Last week, I spent a significant amount of time showing you all of the incredible numbers related to the 2013 Baylor Bears. Now, thanks in large part to the combined efforts of one Bill Snyder, his defensive staff, and his defense in general, those numbers have fallen off somewhat. It's still incredible, only slightly less so.
Let's start with the obvious, what everyone came to see: the records.
Points Per Game: 63.4
Scoring just under half your average for a season (35 versus 70.5) is obviously going to drag things down a bit. But it was only a bit, and the Bears are still on a record-breaking pace. Baylor has now scored 317 points on the season, good enough for an average per game of 63.4. The records, once again, straight from the NCAA:
MOST POINTS SCORED
-- (9 games) 504—Army, 1944
-- (10 games) 466—Oklahoma, 1956
-- (11 games) 589—Houston, 1989
-- (12 games) 624—Nebraska, 1983
-- (13 games) 652—Texas, 2005
-- (14 games) 716—Oklahoma, 2008
Baylor has, at most, 8 games left in the 2013 season. To break Oklahoma's record, we need 717 points total, leaving 400 left to get. The math there is pretty easy: to break the modern record for points in a season, Baylor has to score 50 points per game the rest of the way.
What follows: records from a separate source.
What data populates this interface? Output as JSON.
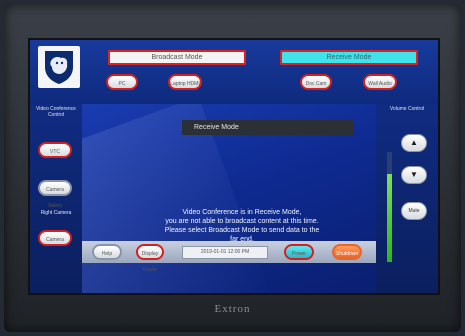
{
  "header": {
    "broadcast_tab": "Broadcast Mode",
    "receive_tab": "Receive Mode",
    "buttons": [
      "PC",
      "Laptop HDMI",
      "Doc Cam",
      "Wall Audio"
    ]
  },
  "left_panel": {
    "video_conference_label": "Video Conference Control",
    "buttons": [
      "VTC",
      "Camera Select"
    ],
    "right_camera_label": "Right Camera",
    "right_camera_button": "Camera"
  },
  "main": {
    "panel_title": "Receive Mode",
    "message_lines": [
      "Video Conference is in Receive Mode,",
      "you are not able to broadcast content at this time.",
      "Please select Broadcast Mode to send data to the",
      "far end."
    ]
  },
  "bottom_bar": {
    "help_button": "Help",
    "display_button": "Display Power",
    "datetime": "2019-01-01   12:00 PM",
    "power_button": "Power",
    "shutdown_button": "Shutdown"
  },
  "volume": {
    "label": "Volume Control",
    "up_icon": "▲",
    "down_icon": "▼",
    "mute_button": "Mute",
    "level": 0.8
  },
  "device": {
    "brand": "Extron"
  },
  "colors": {
    "accent_red": "#d42020",
    "active_tab": "#3fe3e9",
    "volume_green": "#29b81f"
  }
}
Army's record for points per game (56.0) is a little safer. Had they played 13 games that season (1944), Army would have scored 728 points. To score 729, we'll need 412 more over 8 games, for an average of 51.5 points per game. It's a daunting task, but it's not impossible.
Yards Per Game: 715.4
That, too, is down from the previous week, when we were averaging 779.5. That's fine, we were never going to put up almost 800 yards per game in a season.
The NCAA record for yards per game in a single season is 624.9, held by the 1989 Houston Cougars of Andre Ware. He won the Heisman that year, if you recall. To break that record, Baylor will need 630 yards per game, or 8190 yards over 13 games. I'm fairly certain that we never combined for that number in any two pre-Briles seasons. With 3577 already in the books, we need 4613 more, or 576.625 per game.
This one seems quite doable to me, but I've proven my bias before.
|Passing||Rushing||Total Offense||First Downs||Penalties||Turnovers|
So we're not averaging 450 yards more than our opponents anymore, but 367.8 is still good. I will definitely take that.
Seth Russell's stats probably look pretty familiar because they haven't changed. For the first time this season, he didn't play against Kansas State. Petty, however, built on his remarkably successful 2013 with a standout performance. He remains the #1 QB in the NCAA by passer rating.
Projected over an entire season (13 games), Petty will do the following:
Rounded to the nearest yard and touchdown, that's a 4300+ yard season with 34 touchdowns and 1 interception. I'd bet strongly he throws another pick. That's going to happen. But I'd also bet he starts throwing more than 23 passes a game. Those things could be related.
The Running Backs:
I took out the guys who have only rushed a handful of times or not at all, and that includes the receivers. This time, touchdowns are included, which is good.
The Wide Receivers:
There they are, the Big Two of Baylor's WR corps, followed by everyone else. By my count, only 3 Baylor players caught passes against Kansas State: Reese, Goodley, and Norwood. Coleman would have joined them, but he dropped his only chance. He'll have to wait until the second half against Iowa State to redeem himself.